Get the Scoop on Fashion Photography

Get the Scoop on Fashion Photography
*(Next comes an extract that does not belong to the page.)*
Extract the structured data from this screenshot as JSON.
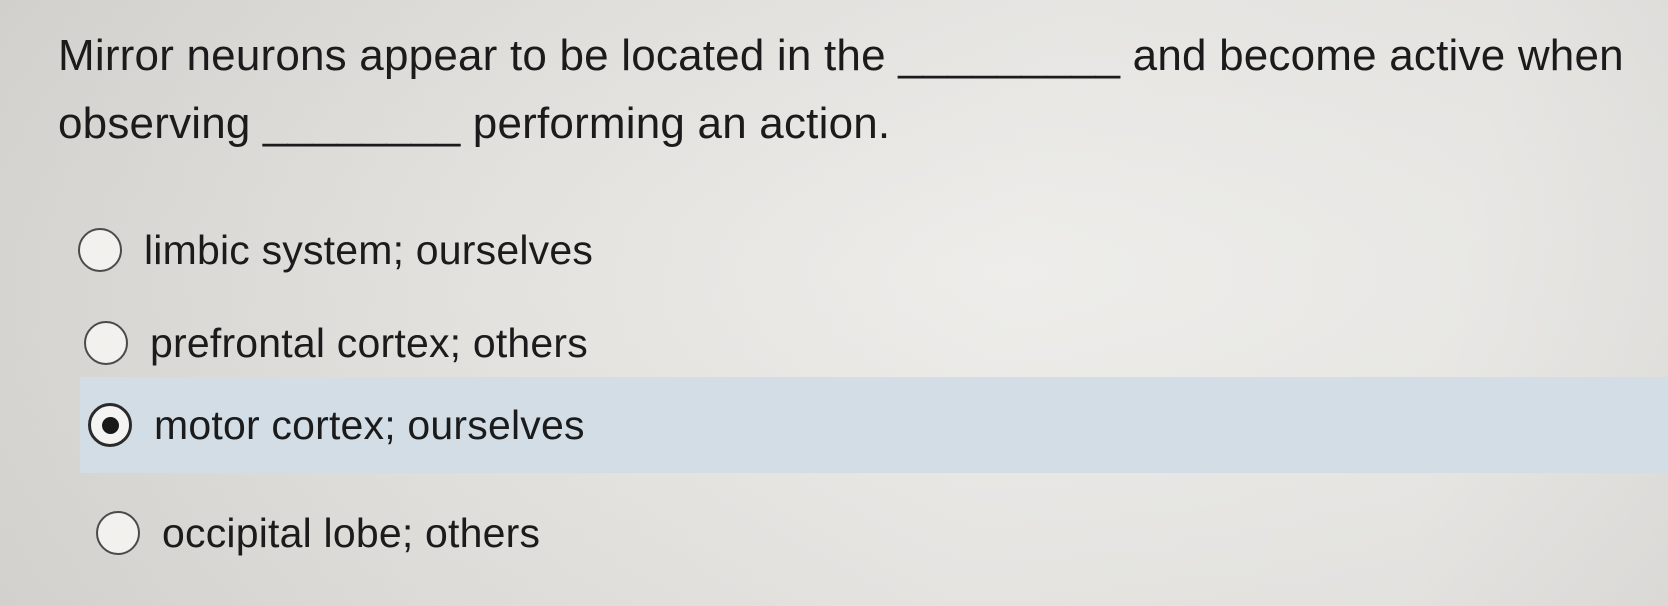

The world of fashion photography is an insular one, and newcomers to this field are often left floundering in more ways than one. From the basics of technique, to simple advice on how to break into the field, working with models, and managing and handling a business, aspiring fashion photographers often lack a decent starting point. The world of photographic instruction, on the other hand, is a pretty saturated one. There are so many instructors out there, yet every day, it seems like yet another photographer (or dozen) is jumping into the field of teaching photography to what seems like an ever-increasing number of prospective students. The cream, however, as they say, rises to the top. Every so often, we get a product that simply crashes through the noise and fills a particular niche. Back in 2009, Joe McNally did this with his book, Hot Shoe Diaries, bringing the mangled world of off-camera flash down to the masses. David Hobby of Strobist.com continued that trend, and since then, off-camera flash doesn’t seem as intimidating as it once did. Photographer Melissa Rodwell seems to have done something similar for the world of fashion photography. It started with her blog, FashionPhotographyBlog.com, which opened this sort of window into a field that had always been a bit hidden by opaque walls. That blog garnered a lot of attention, enough so that Scott Kelby of NAPP and Kelby Training fame named it one of his “Best of 2011” selections. While she’s been offering workshops for a little while now, Melissa Rodwell finally did what I’ve been hoping she’d do since I started following...